No guarantees, but here are our top three suggestions for what to read to prepare yourself for Providence #5:
Readers have already been introduced to Shadrach Annesley (Providence #3, P7,p4) who is Providence‘s analog for the cannibal farmer villain in this 1920 story. The titular house is located on the outskirts of Arkham; this story is the first that mentions Arkham. It’s just a hunch, but the house on the regular cover looks like it is outside of the town proper, so it could be Annesley’s.
“Distant though it was from the remnant of a road, the house none the less impressed me unfavourably the very moment I espied it. Honest, wholesome structures do not stare at travellers so slyly and hauntingly, and in my genealogical researches I had encountered legends of a century before which biassed me against places of this kind. Yet the force of the elements was such as to overcome my scruples, and I did not hesitate to wheel my machine up the weedy rise to the closed door which seemed at once so suggestive and secretive.”
The Women of HPL variant cover shows a woman standing on a flight of stairs. We’re guessing that she’s Keziah Mason from Lovecraft’s 1932 “Witch House” short story.
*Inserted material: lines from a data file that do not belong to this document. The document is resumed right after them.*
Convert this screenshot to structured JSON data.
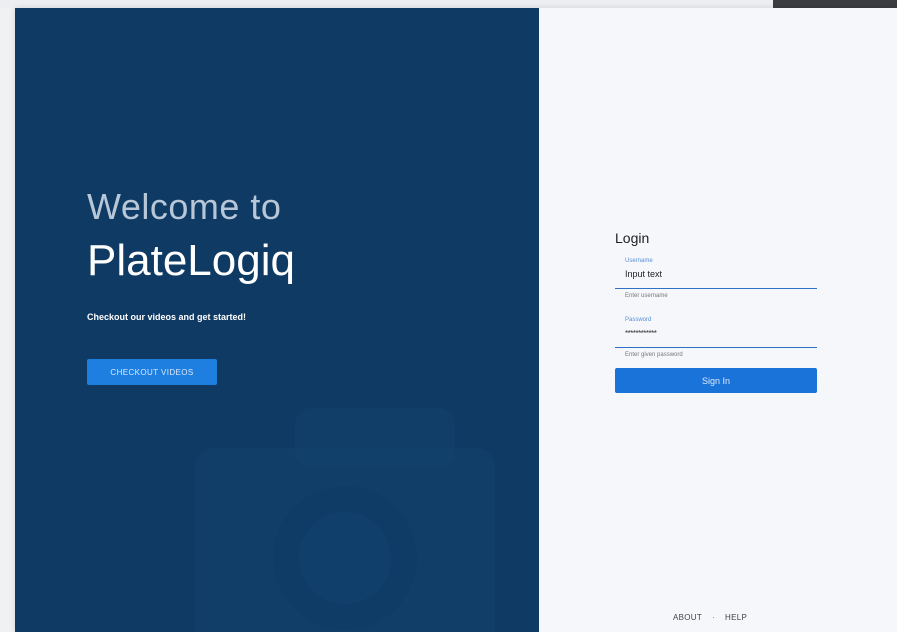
{
  "hero": {
    "welcome": "Welcome to",
    "brand": "PlateLogiq",
    "tagline": "Checkout our videos and get started!",
    "cta_label": "CHECKOUT VIDEOS"
  },
  "login": {
    "heading": "Login",
    "username": {
      "label": "Username",
      "value": "Input text",
      "helper": "Enter username"
    },
    "password": {
      "label": "Password",
      "value": "************",
      "helper": "Enter given password"
    },
    "signin_label": "Sign In"
  },
  "footer": {
    "about": "ABOUT",
    "separator": "·",
    "help": "HELP"
  },
  "colors": {
    "panel_dark": "#0e3a63",
    "accent": "#1a73d9",
    "panel_light": "#f5f7fb"
  },
  "icons": {
    "background_graphic": "camera-icon"
  }
}
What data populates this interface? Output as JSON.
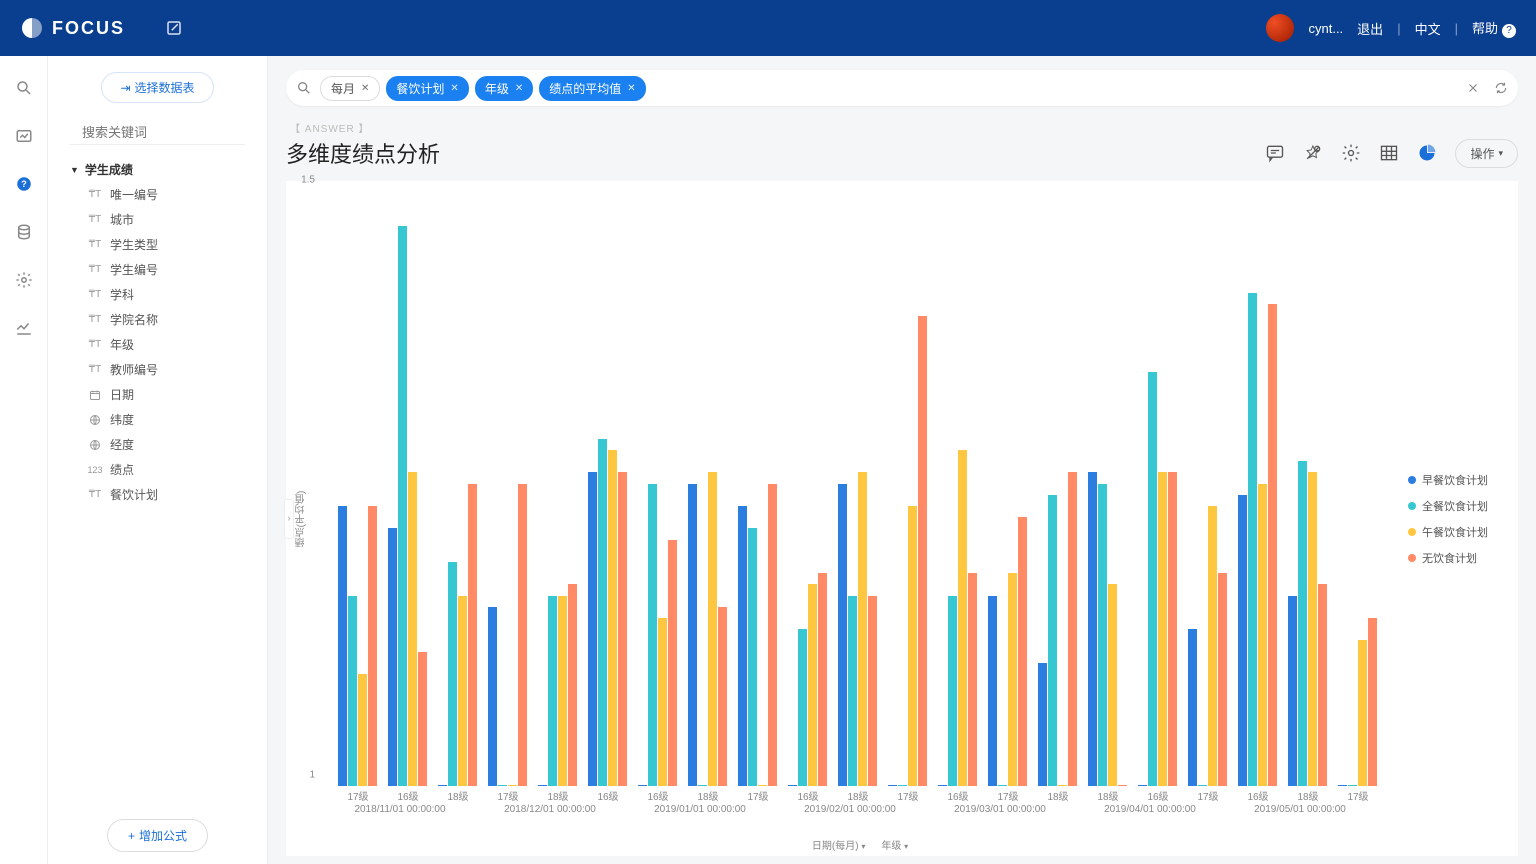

Mason practices a multi-dimensional travel magic that is alluded to by Willard Wheatley’s building a tesseract (Providence #4 P19.) Additionally, Suydam’s pamphlet (Providence #2, P34-40) introduces “Hekeziah Massey” who is clearly Providence‘s analogue for Keziah Mason. Massey is one of the founders of Providence‘s American coven, called the Worshipful Order of the Stella Sapiente.
Mason’s life dates to the Salem Witch Trials, so, depending on how unnaturally prolonged her life is, she may or may not be around in 1919. Black is more likely to meet up with the then-contemporary Miskatonic University student and Witch House protagonist Walter Gilman. It will be interesting, given Moore’s efforts to tie together the disparate threads of Lovecraft’s mythology, if he makes any connection between the founding of St. Anselm and the Stella Sapiente, having already hinted of connections between the university and the group in Providence #4.
Based on the Portrait variant cover for #6, we may have to wait another issue for Moore and Burrows’ take on Herbert West. In the closing lines of Providence #4, though, Black mentions staying in the rooms of a Dr. North who is apparently Providence’s analog for Herbert West from Lovecraft’s 1921-22 short story.
Based on the shuttered windows, the house on the regular cover (top) could be Herbert West’s laboratory described as a “deserted Chapman farmhouse beyond Meadow Hill, where we fitted up on the ground floor an operating room and a laboratory, each with dark curtains to conceal our midnight doings. The place was far from any road, and in sight of no other house.”
Moore and Burrows may need to take some artistic license with West’s trajectory from Lovecraft’s story. Herbert West was a pre-World War I medical student at Miskatonic University in Arkham. Currently St. Anselm College lacks a medical school, but it’s possible that North did his pre-med at the college, or his residency at or near the college. In Lovecraft’s story, Herbert West enlisted in the Canadian Army, preceding the United States’ involvement in World War I, and after the war relocated to Boston.
While Manchester may be substituting for Arkham, and St. Anselm College for Miskatonic University, it remains to be seen how some of the other landmarks from Lovecraft’s fiction will be translated.
- Arkham Sanitarium, mentioned in “The Thing on the Doorstep,” and
- Sefton Asylum, mentioned in “Herbert West—Reanimator” were likely based on the old Danvers State Hospital in Massachusetts; Manchester lacks a comparable institution, though the New Hampshire State Sanitarium in Glencliff, NH might serve as a substitute.
What do you think readers? What is that house on the cover of Providence #5? Where do you think that Moore and Burrows are taking us?